Please reproduce the listing word for word. Pictures stay out.

•••

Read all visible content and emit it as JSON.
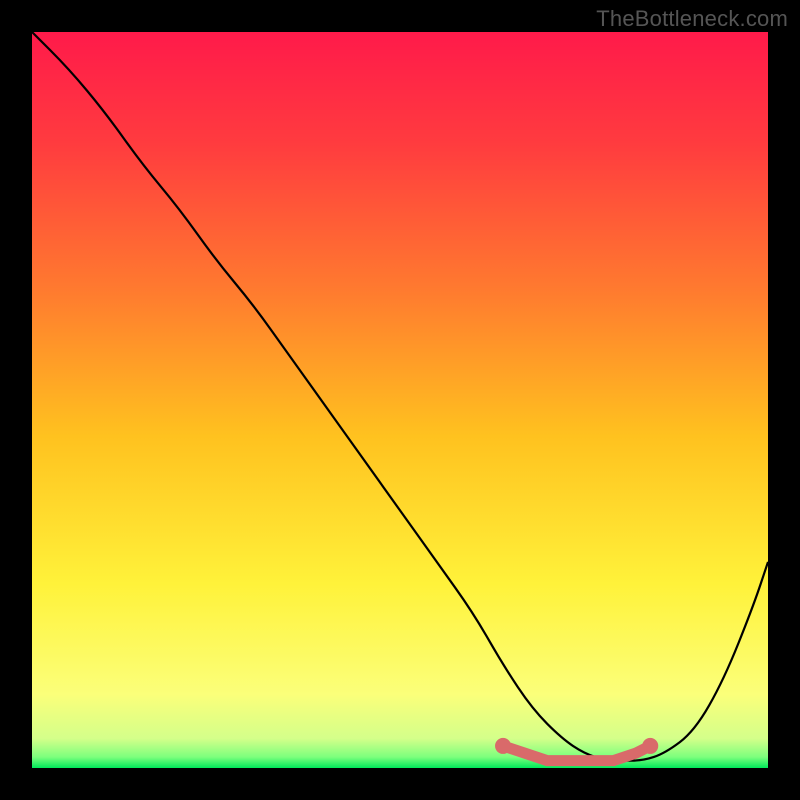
{
  "watermark": "TheBottleneck.com",
  "chart_data": {
    "type": "line",
    "title": "",
    "xlabel": "",
    "ylabel": "",
    "xlim": [
      0,
      100
    ],
    "ylim": [
      0,
      100
    ],
    "series": [
      {
        "name": "bottleneck-curve",
        "x": [
          0,
          5,
          10,
          15,
          20,
          25,
          30,
          35,
          40,
          45,
          50,
          55,
          60,
          64,
          68,
          72,
          75,
          78,
          80,
          83,
          86,
          90,
          94,
          98,
          100
        ],
        "values": [
          100,
          95,
          89,
          82,
          76,
          69,
          63,
          56,
          49,
          42,
          35,
          28,
          21,
          14,
          8,
          4,
          2,
          1,
          1,
          1,
          2,
          5,
          12,
          22,
          28
        ]
      }
    ],
    "optimal_zone": {
      "name": "optimal-markers",
      "x": [
        64,
        67,
        70,
        73,
        76,
        79,
        82,
        84
      ],
      "values": [
        3,
        2,
        1,
        1,
        1,
        1,
        2,
        3
      ]
    },
    "background_gradient": {
      "type": "vertical",
      "stops": [
        {
          "pos": 0.0,
          "color": "#ff1a4a"
        },
        {
          "pos": 0.15,
          "color": "#ff3b3f"
        },
        {
          "pos": 0.35,
          "color": "#ff7a2f"
        },
        {
          "pos": 0.55,
          "color": "#ffc21f"
        },
        {
          "pos": 0.75,
          "color": "#fff23a"
        },
        {
          "pos": 0.9,
          "color": "#fbff7a"
        },
        {
          "pos": 0.96,
          "color": "#d4ff8a"
        },
        {
          "pos": 0.985,
          "color": "#7dff7d"
        },
        {
          "pos": 1.0,
          "color": "#00e85a"
        }
      ]
    },
    "marker_color": "#d96a6a",
    "curve_color": "#000000"
  }
}
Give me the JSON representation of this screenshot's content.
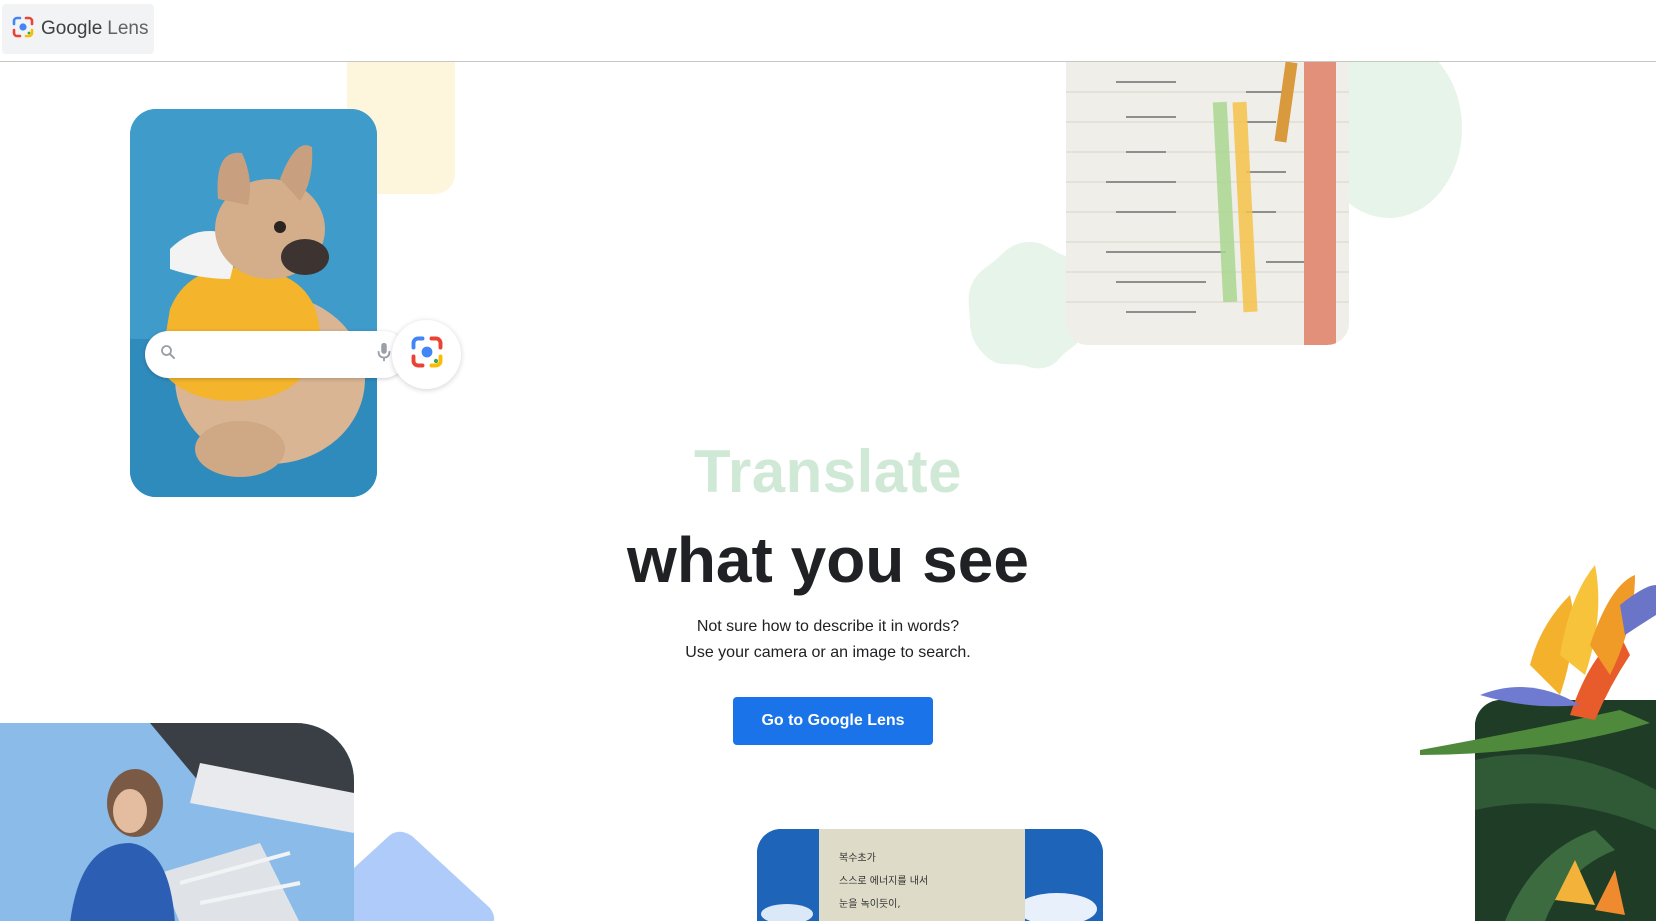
{
  "header": {
    "brand_google": "Google",
    "brand_lens": "Lens"
  },
  "hero": {
    "rotating_word": "Translate",
    "headline": "what you see",
    "description_line1": "Not sure how to describe it in words?",
    "description_line2": "Use your camera or an image to search.",
    "cta_label": "Go to Google Lens"
  },
  "korean_note": [
    "복수초가",
    "스스로 에너지를 내서",
    "눈을 녹이듯이,"
  ],
  "colors": {
    "accent_blue": "#1a73e8",
    "rotating_word_green": "#cfe9d6",
    "cream_shape": "#fdf6dd",
    "mint_shape": "#e6f4ea",
    "periwinkle_shape": "#aecbfa"
  },
  "icons": [
    "google-lens-logo-icon",
    "search-icon",
    "mic-icon",
    "lens-camera-icon"
  ]
}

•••

▶ **REPLY TO THE EXERCISE**
Read all visible content and emit it as JSON.
{
  "watermark": "TheBottleneck.com",
  "chart_data": {
    "type": "line",
    "title": "",
    "xlabel": "",
    "ylabel": "",
    "xlim": [
      0,
      100
    ],
    "ylim": [
      0,
      100
    ],
    "series": [
      {
        "name": "bottleneck-curve",
        "x": [
          0,
          5,
          10,
          15,
          20,
          25,
          30,
          35,
          40,
          45,
          50,
          55,
          60,
          64,
          68,
          72,
          75,
          78,
          80,
          83,
          86,
          90,
          94,
          98,
          100
        ],
        "values": [
          100,
          95,
          89,
          82,
          76,
          69,
          63,
          56,
          49,
          42,
          35,
          28,
          21,
          14,
          8,
          4,
          2,
          1,
          1,
          1,
          2,
          5,
          12,
          22,
          28
        ]
      }
    ],
    "optimal_zone": {
      "name": "optimal-markers",
      "x": [
        64,
        67,
        70,
        73,
        76,
        79,
        82,
        84
      ],
      "values": [
        3,
        2,
        1,
        1,
        1,
        1,
        2,
        3
      ]
    },
    "background_gradient": {
      "type": "vertical",
      "stops": [
        {
          "pos": 0.0,
          "color": "#ff1a4a"
        },
        {
          "pos": 0.15,
          "color": "#ff3b3f"
        },
        {
          "pos": 0.35,
          "color": "#ff7a2f"
        },
        {
          "pos": 0.55,
          "color": "#ffc21f"
        },
        {
          "pos": 0.75,
          "color": "#fff23a"
        },
        {
          "pos": 0.9,
          "color": "#fbff7a"
        },
        {
          "pos": 0.96,
          "color": "#d4ff8a"
        },
        {
          "pos": 0.985,
          "color": "#7dff7d"
        },
        {
          "pos": 1.0,
          "color": "#00e85a"
        }
      ]
    },
    "marker_color": "#d96a6a",
    "curve_color": "#000000"
  }
}
Give me the JSON representation of this screenshot's content.
{
  "header": {
    "brand_google": "Google",
    "brand_lens": "Lens"
  },
  "hero": {
    "rotating_word": "Translate",
    "headline": "what you see",
    "description_line1": "Not sure how to describe it in words?",
    "description_line2": "Use your camera or an image to search.",
    "cta_label": "Go to Google Lens"
  },
  "korean_note": [
    "복수초가",
    "스스로 에너지를 내서",
    "눈을 녹이듯이,"
  ],
  "colors": {
    "accent_blue": "#1a73e8",
    "rotating_word_green": "#cfe9d6",
    "cream_shape": "#fdf6dd",
    "mint_shape": "#e6f4ea",
    "periwinkle_shape": "#aecbfa"
  },
  "icons": [
    "google-lens-logo-icon",
    "search-icon",
    "mic-icon",
    "lens-camera-icon"
  ]
}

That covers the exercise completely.